Check your water bills to find out how much you pay for water and how much you could save by using rainwater instead.

What should also consider before installing rainwater harvesting systems?

Water quality
When considering rainwater harvesting system installation, water quality and its potential reuse must be considered. For example, a food processing plant may require large quantities of high quality water, whereas water for staff toilets and garden areas will require less pre-treatment.

Storage - tanks and pipework
Once volume and required water quality is known, you should determine where to locate the rainwater storage and consider modifications to your existing drainpipes.

TIP: If you are planning on connecting the rainwater system to existing plumbing, you need to prevent any collected water from accidentally pushing back into the mains system. Your plumber should be able to advise you on the best location to install sufficient backflow protection.
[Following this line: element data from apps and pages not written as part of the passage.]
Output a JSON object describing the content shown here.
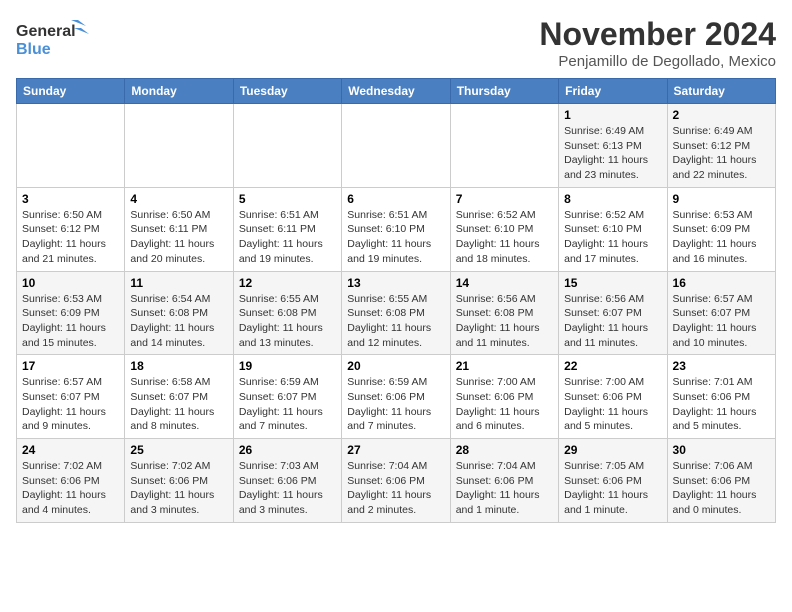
{
  "header": {
    "logo_line1": "General",
    "logo_line2": "Blue",
    "title": "November 2024",
    "subtitle": "Penjamillo de Degollado, Mexico"
  },
  "calendar": {
    "days_of_week": [
      "Sunday",
      "Monday",
      "Tuesday",
      "Wednesday",
      "Thursday",
      "Friday",
      "Saturday"
    ],
    "weeks": [
      [
        {
          "day": "",
          "info": ""
        },
        {
          "day": "",
          "info": ""
        },
        {
          "day": "",
          "info": ""
        },
        {
          "day": "",
          "info": ""
        },
        {
          "day": "",
          "info": ""
        },
        {
          "day": "1",
          "info": "Sunrise: 6:49 AM\nSunset: 6:13 PM\nDaylight: 11 hours\nand 23 minutes."
        },
        {
          "day": "2",
          "info": "Sunrise: 6:49 AM\nSunset: 6:12 PM\nDaylight: 11 hours\nand 22 minutes."
        }
      ],
      [
        {
          "day": "3",
          "info": "Sunrise: 6:50 AM\nSunset: 6:12 PM\nDaylight: 11 hours\nand 21 minutes."
        },
        {
          "day": "4",
          "info": "Sunrise: 6:50 AM\nSunset: 6:11 PM\nDaylight: 11 hours\nand 20 minutes."
        },
        {
          "day": "5",
          "info": "Sunrise: 6:51 AM\nSunset: 6:11 PM\nDaylight: 11 hours\nand 19 minutes."
        },
        {
          "day": "6",
          "info": "Sunrise: 6:51 AM\nSunset: 6:10 PM\nDaylight: 11 hours\nand 19 minutes."
        },
        {
          "day": "7",
          "info": "Sunrise: 6:52 AM\nSunset: 6:10 PM\nDaylight: 11 hours\nand 18 minutes."
        },
        {
          "day": "8",
          "info": "Sunrise: 6:52 AM\nSunset: 6:10 PM\nDaylight: 11 hours\nand 17 minutes."
        },
        {
          "day": "9",
          "info": "Sunrise: 6:53 AM\nSunset: 6:09 PM\nDaylight: 11 hours\nand 16 minutes."
        }
      ],
      [
        {
          "day": "10",
          "info": "Sunrise: 6:53 AM\nSunset: 6:09 PM\nDaylight: 11 hours\nand 15 minutes."
        },
        {
          "day": "11",
          "info": "Sunrise: 6:54 AM\nSunset: 6:08 PM\nDaylight: 11 hours\nand 14 minutes."
        },
        {
          "day": "12",
          "info": "Sunrise: 6:55 AM\nSunset: 6:08 PM\nDaylight: 11 hours\nand 13 minutes."
        },
        {
          "day": "13",
          "info": "Sunrise: 6:55 AM\nSunset: 6:08 PM\nDaylight: 11 hours\nand 12 minutes."
        },
        {
          "day": "14",
          "info": "Sunrise: 6:56 AM\nSunset: 6:08 PM\nDaylight: 11 hours\nand 11 minutes."
        },
        {
          "day": "15",
          "info": "Sunrise: 6:56 AM\nSunset: 6:07 PM\nDaylight: 11 hours\nand 11 minutes."
        },
        {
          "day": "16",
          "info": "Sunrise: 6:57 AM\nSunset: 6:07 PM\nDaylight: 11 hours\nand 10 minutes."
        }
      ],
      [
        {
          "day": "17",
          "info": "Sunrise: 6:57 AM\nSunset: 6:07 PM\nDaylight: 11 hours\nand 9 minutes."
        },
        {
          "day": "18",
          "info": "Sunrise: 6:58 AM\nSunset: 6:07 PM\nDaylight: 11 hours\nand 8 minutes."
        },
        {
          "day": "19",
          "info": "Sunrise: 6:59 AM\nSunset: 6:07 PM\nDaylight: 11 hours\nand 7 minutes."
        },
        {
          "day": "20",
          "info": "Sunrise: 6:59 AM\nSunset: 6:06 PM\nDaylight: 11 hours\nand 7 minutes."
        },
        {
          "day": "21",
          "info": "Sunrise: 7:00 AM\nSunset: 6:06 PM\nDaylight: 11 hours\nand 6 minutes."
        },
        {
          "day": "22",
          "info": "Sunrise: 7:00 AM\nSunset: 6:06 PM\nDaylight: 11 hours\nand 5 minutes."
        },
        {
          "day": "23",
          "info": "Sunrise: 7:01 AM\nSunset: 6:06 PM\nDaylight: 11 hours\nand 5 minutes."
        }
      ],
      [
        {
          "day": "24",
          "info": "Sunrise: 7:02 AM\nSunset: 6:06 PM\nDaylight: 11 hours\nand 4 minutes."
        },
        {
          "day": "25",
          "info": "Sunrise: 7:02 AM\nSunset: 6:06 PM\nDaylight: 11 hours\nand 3 minutes."
        },
        {
          "day": "26",
          "info": "Sunrise: 7:03 AM\nSunset: 6:06 PM\nDaylight: 11 hours\nand 3 minutes."
        },
        {
          "day": "27",
          "info": "Sunrise: 7:04 AM\nSunset: 6:06 PM\nDaylight: 11 hours\nand 2 minutes."
        },
        {
          "day": "28",
          "info": "Sunrise: 7:04 AM\nSunset: 6:06 PM\nDaylight: 11 hours\nand 1 minute."
        },
        {
          "day": "29",
          "info": "Sunrise: 7:05 AM\nSunset: 6:06 PM\nDaylight: 11 hours\nand 1 minute."
        },
        {
          "day": "30",
          "info": "Sunrise: 7:06 AM\nSunset: 6:06 PM\nDaylight: 11 hours\nand 0 minutes."
        }
      ]
    ]
  }
}
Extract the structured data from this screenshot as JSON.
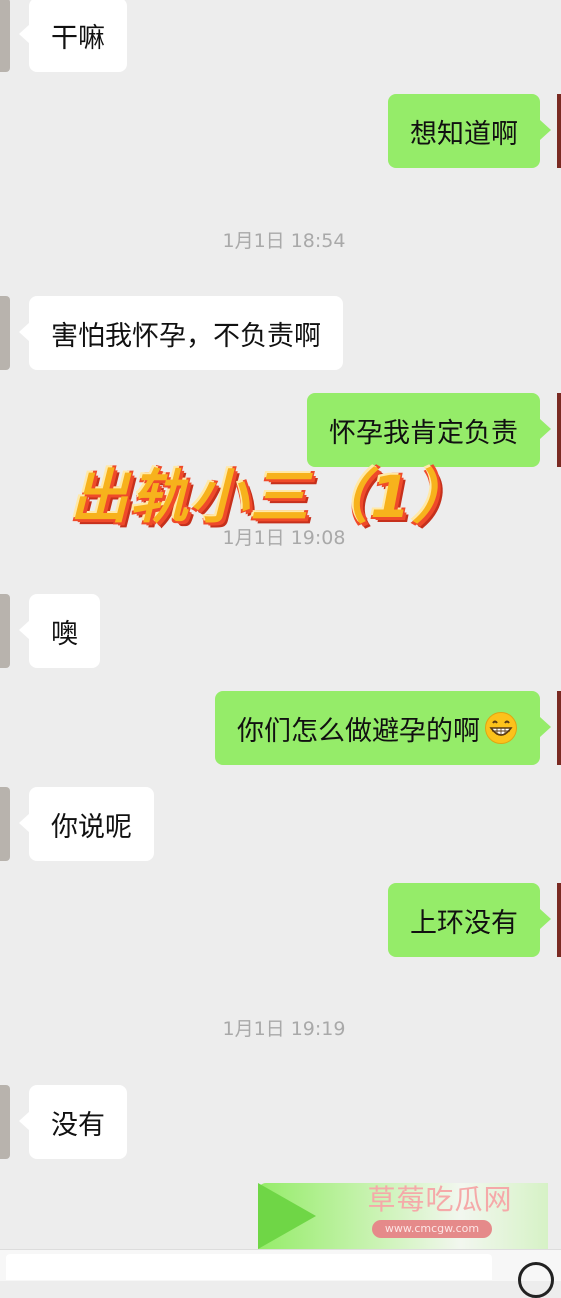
{
  "messages": [
    {
      "side": "in",
      "text": "干嘛"
    },
    {
      "side": "out",
      "text": "想知道啊"
    },
    {
      "side": "time",
      "text": "1月1日 18:54"
    },
    {
      "side": "in",
      "text": "害怕我怀孕，不负责啊"
    },
    {
      "side": "out",
      "text": "怀孕我肯定负责"
    },
    {
      "side": "time",
      "text": "1月1日 19:08"
    },
    {
      "side": "in",
      "text": "噢"
    },
    {
      "side": "out",
      "text": "你们怎么做避孕的啊",
      "emoji": "grinning-face-emoji"
    },
    {
      "side": "in",
      "text": "你说呢"
    },
    {
      "side": "out",
      "text": "上环没有"
    },
    {
      "side": "time",
      "text": "1月1日 19:19"
    },
    {
      "side": "in",
      "text": "没有"
    }
  ],
  "overlay_title": "出轨小三（1）",
  "watermark": {
    "name": "草莓吃瓜网",
    "url": "www.cmcgw.com"
  },
  "colors": {
    "background": "#ededed",
    "outgoing_bubble": "#95ec69",
    "incoming_bubble": "#ffffff",
    "timestamp": "#a9a9a9",
    "overlay": "#f7b21c"
  },
  "input": {
    "icon": "voice-icon"
  }
}
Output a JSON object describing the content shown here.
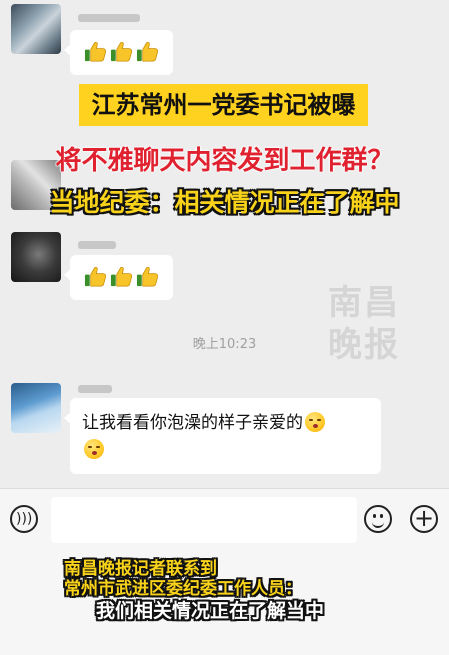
{
  "messages": [
    {
      "sender_blurred": true,
      "content": "thumbs-up x3"
    },
    {
      "sender_blurred": true,
      "content": "thumbs-up x3"
    },
    {
      "sender_blurred": true,
      "text": "让我看看你泡澡的样子亲爱的",
      "emoji": "kissing-face-icon"
    }
  ],
  "timestamp": "晚上10:23",
  "overlay": {
    "title": "江苏常州一党委书记被曝",
    "subtitle1": "将不雅聊天内容发到工作群？",
    "subtitle2": "当地纪委：相关情况正在了解中",
    "watermark_line1": "南昌",
    "watermark_line2": "晚报"
  },
  "caption": {
    "line1": "南昌晚报记者联系到",
    "line2": "常州市武进区委纪委工作人员：",
    "line3": "我们相关情况正在了解当中"
  },
  "input_bar": {
    "voice_icon": "voice-icon",
    "emoji_icon": "smiley-icon",
    "plus_icon": "plus-icon"
  },
  "colors": {
    "title_bg": "#ffd21f",
    "subtitle_red": "#e0212f",
    "subtitle_yellow": "#f9d31a",
    "chat_bg": "#ededed"
  }
}
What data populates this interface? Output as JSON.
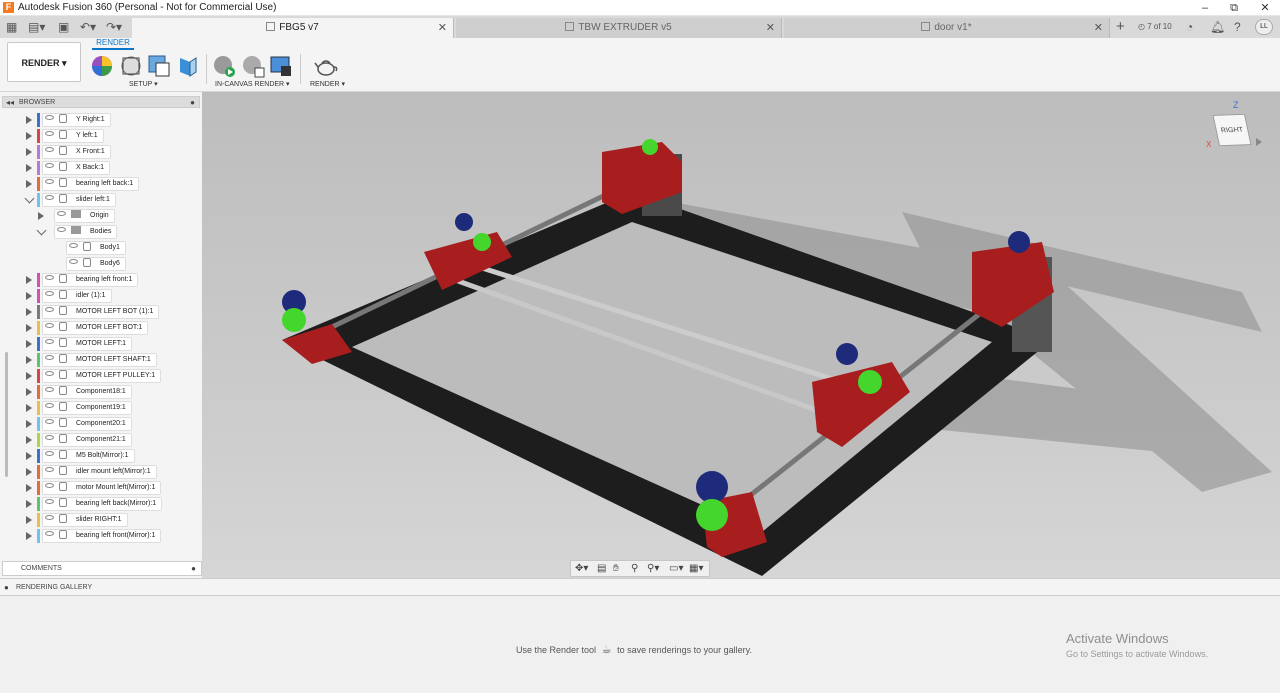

Also consider safety of others; use signs to indicate the quality of water if available through a tap. If appropriate, tap fittings that cannot be interchanged with standard town supply tap fittings could be used.

Running out of water need not be a concern - a mains connection will ensure that systems are topped up when they get very low. A large tank will give you more capacity to store the water from heavy downpours, increasing savings, but cost more to purchase. Also consider tank location carefully; available options include under or above ground.

Ideally, a balance should be found, where water from the wettest time of year is collected without tank
overflow. There are many companies that can help you with developing bespoke rainwater harvesting systems: details can be found on UK Rainwater Harvesting Association (UKRHA) website.

The UKRHA reports that annually, over 400 rainwater harvesting systems are installed in the UK. With increasing water prices, the feasibility of rainwater harvesting is becoming more favourable. The UK has fairly regular rainfall spread during the year, meaning unused space in storage tanks is reduced, making UK rainwater harvesting projects even more ideal. Further guidance can be found on UKRHA website.